Art Taylor is a short story machine, except “machine” sounds much too mechanical for a guy whose writing so fluidly adapts to whatever creative idea comes into his head.
Take “Mrs. Marple and the Hit & Run,” for instance, the lead story in The Adventure of the Castle Thief—And Other Expeditions and Indiscretions (Taylor’s latest collection).
Well, first I am going to 100 percent guarantee you have never read a story like it. Second, it takes cojones to give your main character the name Virginia Marple in some sort of warped homage to Dame Agatha and then unspool seven nifty pages that suggest the mystery short story form is ever-malleable.
“Mrs. Marple and the Hit & Run” is a story in pieces. Picture a jigsaw puzzle, maybe, after you’ve put the edges together. Taylor gives us a sense that we are starting to read a straightforward short story. In fact, it starts with that business with the Marple name. It’s as if Taylor is saying, “I’ll play with the toys I want to.”

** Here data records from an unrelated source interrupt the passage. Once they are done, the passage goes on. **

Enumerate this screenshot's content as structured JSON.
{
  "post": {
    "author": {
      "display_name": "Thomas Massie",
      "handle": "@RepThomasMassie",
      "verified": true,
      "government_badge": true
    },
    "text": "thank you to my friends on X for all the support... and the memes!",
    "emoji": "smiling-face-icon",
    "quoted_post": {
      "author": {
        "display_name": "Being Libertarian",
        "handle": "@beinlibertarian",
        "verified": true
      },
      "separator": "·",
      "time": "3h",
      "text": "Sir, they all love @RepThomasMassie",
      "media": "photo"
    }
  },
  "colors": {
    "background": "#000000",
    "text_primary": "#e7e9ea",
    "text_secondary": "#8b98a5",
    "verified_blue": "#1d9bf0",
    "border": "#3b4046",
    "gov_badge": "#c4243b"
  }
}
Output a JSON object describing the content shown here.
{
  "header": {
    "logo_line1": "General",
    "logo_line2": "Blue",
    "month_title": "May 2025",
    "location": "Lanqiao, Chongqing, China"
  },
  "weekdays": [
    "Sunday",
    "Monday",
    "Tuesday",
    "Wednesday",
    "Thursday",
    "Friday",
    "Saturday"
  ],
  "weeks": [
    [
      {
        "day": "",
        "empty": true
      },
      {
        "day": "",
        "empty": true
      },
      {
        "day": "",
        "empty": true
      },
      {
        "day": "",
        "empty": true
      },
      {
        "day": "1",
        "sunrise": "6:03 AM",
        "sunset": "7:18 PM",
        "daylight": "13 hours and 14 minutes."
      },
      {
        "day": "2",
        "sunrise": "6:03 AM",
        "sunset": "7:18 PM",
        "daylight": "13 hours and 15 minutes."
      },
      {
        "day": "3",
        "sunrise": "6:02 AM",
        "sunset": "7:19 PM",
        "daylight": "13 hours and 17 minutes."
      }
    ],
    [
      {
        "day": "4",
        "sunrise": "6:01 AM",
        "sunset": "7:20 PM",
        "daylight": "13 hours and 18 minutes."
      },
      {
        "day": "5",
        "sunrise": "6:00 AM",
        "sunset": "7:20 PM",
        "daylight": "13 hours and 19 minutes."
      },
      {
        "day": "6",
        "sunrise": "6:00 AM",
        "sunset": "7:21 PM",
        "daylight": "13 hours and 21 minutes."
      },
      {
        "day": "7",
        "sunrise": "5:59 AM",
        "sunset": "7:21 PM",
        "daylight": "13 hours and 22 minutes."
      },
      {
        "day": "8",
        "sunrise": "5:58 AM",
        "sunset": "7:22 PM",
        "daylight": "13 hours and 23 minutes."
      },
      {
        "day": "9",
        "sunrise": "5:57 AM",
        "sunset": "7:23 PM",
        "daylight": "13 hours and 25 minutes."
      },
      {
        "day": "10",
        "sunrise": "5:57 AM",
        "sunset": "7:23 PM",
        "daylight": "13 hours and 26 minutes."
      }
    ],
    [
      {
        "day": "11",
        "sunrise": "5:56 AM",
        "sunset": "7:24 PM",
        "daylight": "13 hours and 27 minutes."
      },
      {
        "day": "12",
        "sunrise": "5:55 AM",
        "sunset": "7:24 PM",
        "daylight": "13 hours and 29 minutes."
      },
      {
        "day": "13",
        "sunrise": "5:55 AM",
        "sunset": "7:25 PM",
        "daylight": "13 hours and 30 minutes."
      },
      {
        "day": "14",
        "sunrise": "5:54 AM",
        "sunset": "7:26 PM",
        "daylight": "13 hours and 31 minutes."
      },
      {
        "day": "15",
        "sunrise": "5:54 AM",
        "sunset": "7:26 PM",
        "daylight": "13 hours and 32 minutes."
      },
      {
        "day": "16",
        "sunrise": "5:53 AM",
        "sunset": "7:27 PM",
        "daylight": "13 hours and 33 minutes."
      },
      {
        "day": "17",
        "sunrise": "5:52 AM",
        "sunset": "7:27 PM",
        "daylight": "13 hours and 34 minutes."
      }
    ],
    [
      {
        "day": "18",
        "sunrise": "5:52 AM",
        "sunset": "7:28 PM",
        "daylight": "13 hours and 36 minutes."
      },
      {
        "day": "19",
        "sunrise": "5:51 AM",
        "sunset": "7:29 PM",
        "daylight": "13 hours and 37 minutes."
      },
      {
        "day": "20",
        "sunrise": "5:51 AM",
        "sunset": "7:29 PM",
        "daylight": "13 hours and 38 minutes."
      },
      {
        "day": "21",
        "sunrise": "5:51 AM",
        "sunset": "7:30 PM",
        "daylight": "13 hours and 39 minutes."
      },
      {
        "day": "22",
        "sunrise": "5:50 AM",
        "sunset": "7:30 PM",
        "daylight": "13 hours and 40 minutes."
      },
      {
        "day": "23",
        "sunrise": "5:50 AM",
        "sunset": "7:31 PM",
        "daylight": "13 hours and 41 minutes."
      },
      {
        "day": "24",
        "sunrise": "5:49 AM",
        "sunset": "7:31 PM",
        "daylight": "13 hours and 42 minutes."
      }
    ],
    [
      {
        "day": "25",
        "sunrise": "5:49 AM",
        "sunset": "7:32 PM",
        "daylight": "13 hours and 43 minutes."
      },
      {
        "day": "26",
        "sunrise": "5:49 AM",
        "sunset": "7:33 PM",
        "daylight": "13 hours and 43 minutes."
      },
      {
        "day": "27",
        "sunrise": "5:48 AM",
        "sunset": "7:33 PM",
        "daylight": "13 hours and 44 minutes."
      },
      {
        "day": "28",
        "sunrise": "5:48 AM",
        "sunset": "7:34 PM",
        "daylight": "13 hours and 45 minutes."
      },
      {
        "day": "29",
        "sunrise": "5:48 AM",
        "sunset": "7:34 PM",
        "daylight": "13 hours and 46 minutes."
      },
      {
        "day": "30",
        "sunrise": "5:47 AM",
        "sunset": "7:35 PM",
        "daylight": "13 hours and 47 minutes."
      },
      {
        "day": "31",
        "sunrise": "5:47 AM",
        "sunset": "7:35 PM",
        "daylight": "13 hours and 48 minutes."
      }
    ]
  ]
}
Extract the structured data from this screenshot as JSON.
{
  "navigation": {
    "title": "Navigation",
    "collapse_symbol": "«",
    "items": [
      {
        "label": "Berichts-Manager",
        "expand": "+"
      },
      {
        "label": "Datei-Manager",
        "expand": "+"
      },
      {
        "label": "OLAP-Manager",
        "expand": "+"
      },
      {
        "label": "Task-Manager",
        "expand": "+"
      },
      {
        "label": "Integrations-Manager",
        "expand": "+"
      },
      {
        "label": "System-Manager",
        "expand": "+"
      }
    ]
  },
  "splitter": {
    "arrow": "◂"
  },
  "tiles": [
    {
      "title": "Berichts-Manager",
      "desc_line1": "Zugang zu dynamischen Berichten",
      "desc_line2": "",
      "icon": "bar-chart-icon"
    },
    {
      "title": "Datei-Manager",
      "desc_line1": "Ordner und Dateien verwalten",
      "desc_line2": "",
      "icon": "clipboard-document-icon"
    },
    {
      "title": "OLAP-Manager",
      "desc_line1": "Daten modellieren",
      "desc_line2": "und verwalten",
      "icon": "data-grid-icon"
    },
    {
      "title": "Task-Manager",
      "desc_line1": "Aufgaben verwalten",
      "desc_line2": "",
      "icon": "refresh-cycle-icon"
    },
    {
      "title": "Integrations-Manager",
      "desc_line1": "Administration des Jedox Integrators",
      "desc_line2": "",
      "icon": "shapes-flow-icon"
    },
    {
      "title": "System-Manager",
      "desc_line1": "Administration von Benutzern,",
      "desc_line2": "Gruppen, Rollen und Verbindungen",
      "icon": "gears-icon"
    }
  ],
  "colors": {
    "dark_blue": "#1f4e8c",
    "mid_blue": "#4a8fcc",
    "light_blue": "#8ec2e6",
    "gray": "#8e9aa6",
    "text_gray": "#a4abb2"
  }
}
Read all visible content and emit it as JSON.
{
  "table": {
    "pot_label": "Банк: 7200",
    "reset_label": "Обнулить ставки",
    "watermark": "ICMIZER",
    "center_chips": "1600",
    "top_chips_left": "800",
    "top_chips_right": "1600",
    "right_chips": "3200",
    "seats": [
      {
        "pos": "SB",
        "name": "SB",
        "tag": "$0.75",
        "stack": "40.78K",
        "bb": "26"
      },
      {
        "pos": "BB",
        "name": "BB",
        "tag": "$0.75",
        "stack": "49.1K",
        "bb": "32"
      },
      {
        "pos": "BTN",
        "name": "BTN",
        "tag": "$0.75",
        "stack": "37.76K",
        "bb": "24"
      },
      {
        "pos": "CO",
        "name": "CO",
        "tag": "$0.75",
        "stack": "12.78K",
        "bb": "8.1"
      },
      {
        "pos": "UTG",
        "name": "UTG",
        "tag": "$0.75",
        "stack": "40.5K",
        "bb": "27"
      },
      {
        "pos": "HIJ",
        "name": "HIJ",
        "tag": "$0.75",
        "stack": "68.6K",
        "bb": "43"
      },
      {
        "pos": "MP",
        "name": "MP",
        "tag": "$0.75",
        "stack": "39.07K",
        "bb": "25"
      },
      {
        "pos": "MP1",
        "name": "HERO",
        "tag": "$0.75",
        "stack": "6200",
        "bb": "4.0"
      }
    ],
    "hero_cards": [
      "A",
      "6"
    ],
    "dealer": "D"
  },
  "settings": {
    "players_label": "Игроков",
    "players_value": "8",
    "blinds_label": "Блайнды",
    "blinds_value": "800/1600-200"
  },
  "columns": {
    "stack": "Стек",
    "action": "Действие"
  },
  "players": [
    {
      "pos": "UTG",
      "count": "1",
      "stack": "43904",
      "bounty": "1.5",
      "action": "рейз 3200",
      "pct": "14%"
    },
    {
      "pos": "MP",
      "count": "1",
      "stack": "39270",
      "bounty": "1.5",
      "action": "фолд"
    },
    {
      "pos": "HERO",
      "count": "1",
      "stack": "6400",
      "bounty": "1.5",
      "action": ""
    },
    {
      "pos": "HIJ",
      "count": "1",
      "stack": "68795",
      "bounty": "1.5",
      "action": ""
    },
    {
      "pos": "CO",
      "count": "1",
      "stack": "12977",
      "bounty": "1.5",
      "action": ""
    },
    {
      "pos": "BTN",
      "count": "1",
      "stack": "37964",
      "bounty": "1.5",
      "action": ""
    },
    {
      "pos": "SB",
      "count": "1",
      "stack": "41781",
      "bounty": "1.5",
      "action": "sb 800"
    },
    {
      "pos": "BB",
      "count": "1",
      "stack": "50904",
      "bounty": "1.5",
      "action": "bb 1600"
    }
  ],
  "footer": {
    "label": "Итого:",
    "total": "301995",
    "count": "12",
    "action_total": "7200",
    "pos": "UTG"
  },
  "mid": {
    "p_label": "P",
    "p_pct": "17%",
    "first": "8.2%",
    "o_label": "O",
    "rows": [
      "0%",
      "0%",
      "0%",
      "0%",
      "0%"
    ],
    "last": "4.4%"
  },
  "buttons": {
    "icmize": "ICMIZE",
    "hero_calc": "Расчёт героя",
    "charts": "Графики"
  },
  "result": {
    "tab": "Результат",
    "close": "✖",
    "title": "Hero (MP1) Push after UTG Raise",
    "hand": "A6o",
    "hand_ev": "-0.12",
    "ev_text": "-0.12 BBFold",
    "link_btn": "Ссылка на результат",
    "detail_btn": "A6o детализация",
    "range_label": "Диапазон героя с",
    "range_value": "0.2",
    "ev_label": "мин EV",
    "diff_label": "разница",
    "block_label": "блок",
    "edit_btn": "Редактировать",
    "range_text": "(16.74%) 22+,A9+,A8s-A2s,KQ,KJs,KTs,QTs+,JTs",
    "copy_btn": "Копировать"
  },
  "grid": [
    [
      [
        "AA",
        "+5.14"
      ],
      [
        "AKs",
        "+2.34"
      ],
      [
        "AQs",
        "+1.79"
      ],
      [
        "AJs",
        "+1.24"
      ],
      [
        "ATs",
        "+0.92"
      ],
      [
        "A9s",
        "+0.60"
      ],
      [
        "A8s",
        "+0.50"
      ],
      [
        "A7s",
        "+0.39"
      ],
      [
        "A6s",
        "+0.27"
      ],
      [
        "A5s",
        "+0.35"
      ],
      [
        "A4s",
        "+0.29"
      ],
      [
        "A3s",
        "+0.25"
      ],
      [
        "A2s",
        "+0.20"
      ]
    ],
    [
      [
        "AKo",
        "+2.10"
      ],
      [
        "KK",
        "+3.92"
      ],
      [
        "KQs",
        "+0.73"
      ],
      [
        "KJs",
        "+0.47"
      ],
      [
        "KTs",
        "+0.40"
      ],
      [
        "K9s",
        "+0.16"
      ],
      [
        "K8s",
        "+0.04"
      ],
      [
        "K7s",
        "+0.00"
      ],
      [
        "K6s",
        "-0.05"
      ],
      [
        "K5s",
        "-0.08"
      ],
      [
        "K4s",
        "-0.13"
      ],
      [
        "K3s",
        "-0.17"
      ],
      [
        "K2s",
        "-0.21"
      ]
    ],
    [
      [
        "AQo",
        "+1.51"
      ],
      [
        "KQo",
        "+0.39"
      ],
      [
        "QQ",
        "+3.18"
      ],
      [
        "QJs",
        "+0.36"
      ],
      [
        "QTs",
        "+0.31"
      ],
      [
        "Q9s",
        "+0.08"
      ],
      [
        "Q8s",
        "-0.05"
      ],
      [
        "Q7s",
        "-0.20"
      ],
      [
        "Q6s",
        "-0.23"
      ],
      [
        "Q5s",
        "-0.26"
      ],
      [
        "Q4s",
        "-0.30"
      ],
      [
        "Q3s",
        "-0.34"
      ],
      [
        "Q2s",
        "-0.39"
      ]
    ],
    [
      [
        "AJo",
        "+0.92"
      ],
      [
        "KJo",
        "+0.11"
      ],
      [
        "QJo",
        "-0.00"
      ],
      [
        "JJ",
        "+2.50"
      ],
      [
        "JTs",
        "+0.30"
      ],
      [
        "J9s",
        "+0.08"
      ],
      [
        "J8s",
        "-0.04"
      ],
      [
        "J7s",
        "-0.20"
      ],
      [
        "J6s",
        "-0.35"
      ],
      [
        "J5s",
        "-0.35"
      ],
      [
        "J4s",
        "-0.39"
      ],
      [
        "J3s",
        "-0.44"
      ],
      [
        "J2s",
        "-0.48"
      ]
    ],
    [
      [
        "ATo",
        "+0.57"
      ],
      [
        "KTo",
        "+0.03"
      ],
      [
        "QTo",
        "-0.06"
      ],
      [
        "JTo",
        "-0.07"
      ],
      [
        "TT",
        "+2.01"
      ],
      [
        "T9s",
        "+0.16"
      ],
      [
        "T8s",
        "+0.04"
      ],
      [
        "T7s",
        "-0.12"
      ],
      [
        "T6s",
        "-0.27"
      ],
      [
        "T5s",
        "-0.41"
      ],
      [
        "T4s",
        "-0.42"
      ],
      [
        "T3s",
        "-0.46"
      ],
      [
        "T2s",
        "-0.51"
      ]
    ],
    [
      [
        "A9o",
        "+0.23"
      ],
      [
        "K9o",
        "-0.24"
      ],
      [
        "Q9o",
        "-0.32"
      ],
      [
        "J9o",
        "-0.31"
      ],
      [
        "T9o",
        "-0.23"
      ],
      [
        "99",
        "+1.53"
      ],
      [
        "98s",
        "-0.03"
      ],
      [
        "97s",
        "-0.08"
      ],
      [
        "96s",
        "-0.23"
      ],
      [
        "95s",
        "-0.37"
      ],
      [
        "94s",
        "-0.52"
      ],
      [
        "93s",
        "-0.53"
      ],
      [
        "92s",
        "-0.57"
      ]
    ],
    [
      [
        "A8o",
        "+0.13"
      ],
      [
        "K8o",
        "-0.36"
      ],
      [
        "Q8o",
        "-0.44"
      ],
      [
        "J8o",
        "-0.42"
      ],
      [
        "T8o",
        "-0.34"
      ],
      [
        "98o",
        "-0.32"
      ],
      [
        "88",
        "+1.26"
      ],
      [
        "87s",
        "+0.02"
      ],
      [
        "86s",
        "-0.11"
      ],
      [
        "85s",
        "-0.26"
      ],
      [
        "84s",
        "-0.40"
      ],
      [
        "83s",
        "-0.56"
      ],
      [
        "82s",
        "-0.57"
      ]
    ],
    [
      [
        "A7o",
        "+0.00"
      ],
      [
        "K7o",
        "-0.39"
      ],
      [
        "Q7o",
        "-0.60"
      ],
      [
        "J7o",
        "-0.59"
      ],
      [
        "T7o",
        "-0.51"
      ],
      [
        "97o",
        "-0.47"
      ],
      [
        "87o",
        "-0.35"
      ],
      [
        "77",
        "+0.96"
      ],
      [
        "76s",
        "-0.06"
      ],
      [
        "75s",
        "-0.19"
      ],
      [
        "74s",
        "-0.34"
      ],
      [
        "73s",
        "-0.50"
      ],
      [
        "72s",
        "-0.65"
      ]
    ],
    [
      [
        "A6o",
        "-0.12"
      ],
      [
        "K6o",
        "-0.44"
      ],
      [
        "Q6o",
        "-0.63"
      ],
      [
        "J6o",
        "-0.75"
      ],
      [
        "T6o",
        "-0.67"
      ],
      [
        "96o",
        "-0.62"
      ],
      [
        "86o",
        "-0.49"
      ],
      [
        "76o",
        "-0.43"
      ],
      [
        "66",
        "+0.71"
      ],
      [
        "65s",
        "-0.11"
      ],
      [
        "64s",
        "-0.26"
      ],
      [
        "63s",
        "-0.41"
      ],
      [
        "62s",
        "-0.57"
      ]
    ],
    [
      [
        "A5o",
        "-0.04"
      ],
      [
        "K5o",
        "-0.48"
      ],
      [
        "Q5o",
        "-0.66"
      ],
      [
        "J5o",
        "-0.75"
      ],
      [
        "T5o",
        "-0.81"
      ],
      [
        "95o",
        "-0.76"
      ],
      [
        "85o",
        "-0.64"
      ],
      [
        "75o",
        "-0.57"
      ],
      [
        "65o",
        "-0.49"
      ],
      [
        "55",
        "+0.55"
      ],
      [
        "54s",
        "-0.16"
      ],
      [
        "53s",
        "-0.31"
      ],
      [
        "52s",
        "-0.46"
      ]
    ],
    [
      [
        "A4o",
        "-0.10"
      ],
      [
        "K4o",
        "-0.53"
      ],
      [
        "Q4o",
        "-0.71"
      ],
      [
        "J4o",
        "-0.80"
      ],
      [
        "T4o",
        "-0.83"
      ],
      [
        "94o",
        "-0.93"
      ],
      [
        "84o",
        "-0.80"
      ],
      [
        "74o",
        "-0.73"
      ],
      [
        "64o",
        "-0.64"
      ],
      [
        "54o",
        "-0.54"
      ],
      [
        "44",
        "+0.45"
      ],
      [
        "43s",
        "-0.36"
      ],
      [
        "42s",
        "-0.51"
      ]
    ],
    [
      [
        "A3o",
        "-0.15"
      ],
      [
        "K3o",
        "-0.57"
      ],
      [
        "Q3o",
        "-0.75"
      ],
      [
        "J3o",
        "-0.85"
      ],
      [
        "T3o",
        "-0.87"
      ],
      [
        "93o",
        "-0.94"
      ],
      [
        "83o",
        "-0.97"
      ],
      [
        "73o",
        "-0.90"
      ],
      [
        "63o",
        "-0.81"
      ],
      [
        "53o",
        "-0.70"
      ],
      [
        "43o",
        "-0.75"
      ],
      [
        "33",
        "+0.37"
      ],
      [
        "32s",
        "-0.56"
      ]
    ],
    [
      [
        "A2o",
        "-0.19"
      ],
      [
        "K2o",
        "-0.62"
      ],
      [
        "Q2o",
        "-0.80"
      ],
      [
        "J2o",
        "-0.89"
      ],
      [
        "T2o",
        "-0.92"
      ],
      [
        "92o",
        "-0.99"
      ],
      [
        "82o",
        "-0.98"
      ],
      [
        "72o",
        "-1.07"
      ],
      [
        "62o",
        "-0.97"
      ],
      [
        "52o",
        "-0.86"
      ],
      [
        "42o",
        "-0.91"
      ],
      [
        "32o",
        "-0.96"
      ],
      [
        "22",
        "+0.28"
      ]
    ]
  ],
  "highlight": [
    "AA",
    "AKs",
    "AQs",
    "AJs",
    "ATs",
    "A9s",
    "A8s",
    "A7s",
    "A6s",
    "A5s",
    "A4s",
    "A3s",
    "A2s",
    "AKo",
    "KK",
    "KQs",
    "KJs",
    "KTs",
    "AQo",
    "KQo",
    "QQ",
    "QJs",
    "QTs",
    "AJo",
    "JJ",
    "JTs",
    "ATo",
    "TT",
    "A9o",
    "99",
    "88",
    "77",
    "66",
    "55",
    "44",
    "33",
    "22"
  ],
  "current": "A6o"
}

Our main character, Virginia, realizes that she should not have lashed out at her three bridge-club friends for comparing her to the “spinster detective” that is her namesake. That’s in part because, as the story starts, Virginia Marple finds herself “dressed head to toe in black, her frail joints aching as she squatted in the shadows of first one oak tree and then the next, her knobby fingers pressed against their hides.”
Taylor has us in the palm of his hand. And then the story morphs into a series of bullet points as our non-Marple Marple starts thinking through the case of a hit-and-run. Basically, the “action” of the story is our heroine stalking a house while thinking about all the clues in the hit-and-run while comparing and contrasting her own thoughts and actions to that of Miss Marple while thinking through everything she witnessed in the accident along with all the subsequent realizations and associated commentary. Phew. The story is one part pastiche, one part Picasso cubism. When was the last time you started reading a short story that morphed into a PowerPoint?
We go from the brisk opener to a 52-page adventure in the title story, about a group of creative writing students on a trip to an Irish castle. First, a scarf goes missing. And then other objects. And soon there is full on investigation into the series of unfortunate disappearances, mostly minor items at first. Professor Erwin Conroy and one of students are soon leading the charge on an investigation in a warm-hearted story with a rich cast of students in traditional, gentle whodunit.
Love Me or Leave Me: A Fugue in G-Minor takes us back to Taylor’s inventive side. The story has four sections. Given it’s Taylor, that word ‘fugue’ should scare you. You know he’s going to play. Each section has a different point of view. And each section includes a different style of storytelling. The last section is entirely text messages. The story chases itself around, new voices building from what appears to be a modest opening, that of our guy Garrett trying to identify a strange noise in his house during the “woozy awakening” of the early dawn hours. Garrett is in a relationship with Tess, who doesn’t hear what Garrett hears. Which of course might have a load of implications for the whole relationship, giving Garrett pause when he thinks about how others view them.
“Garrett could see what they might look like from the side, from a distance—the happy couple at breakfast, chatting start of the day, him leaning forward, her leaning back. But seeing them like that, they seemed like strangers to him—the way you get so used to someone that you don’t notice them really, or yourself either. The same way you say a familiar word over and over until suddenly it’s just sound—and a sound you don’t recognize. Or stare at something ordinary until your focus blurs. And those things didn’t seem true anymore.”
“Locked Out” feels like a story that could happen to anyone, one of the most moments when you could lean in and help. Interfere. Interrupt. Or walk on by. “Locked Out,” briskly told, teeters on darkness.
“Blue Plate Special” delves into the supernatural with a detective called to investigate extra-long visits to the men’s room in an unnamed hotel in an unnamed city. As both hotel manager cautions our detective, it’s not what you think. In fact, there’s something peculiar in the fixtures above the sinks.
“Looking up, I saw now that the mirror above it had begun to fog a little, like someone was breathing on it or like the bathroom itself had suddenly heated up, a burst of humidity from a hot faucet maybe except that the faucet wasn’t on. I stood up to wipe it clean and saw then that it wasn’t fog but frost really, icy tendrils of it thickening at the edge of the glass.”
Taylor’s chosen title for this story isn’t bad, but probably because “Through The Looking Glass,” might have been too on the nose.
Watch the unstable Shayla evaluate the state of her relationships in “All Tomorrow’s Parties” or go with Cheryl and her unnamed boyfriend in “The White Rose of Memphis” as they not only stay in a hotel where a creepy murder occurred way back when, they also partake in a reenactment that includes both funny and worrisome moments before heading off, as good stories are wont to do, in a fine twist.
Taylor knows how to set a hook and reel you in. Here’s hoping the idea machine keeps on running for a long, long time.
Previously reviewed: The Boy Detective & The Summer of ’74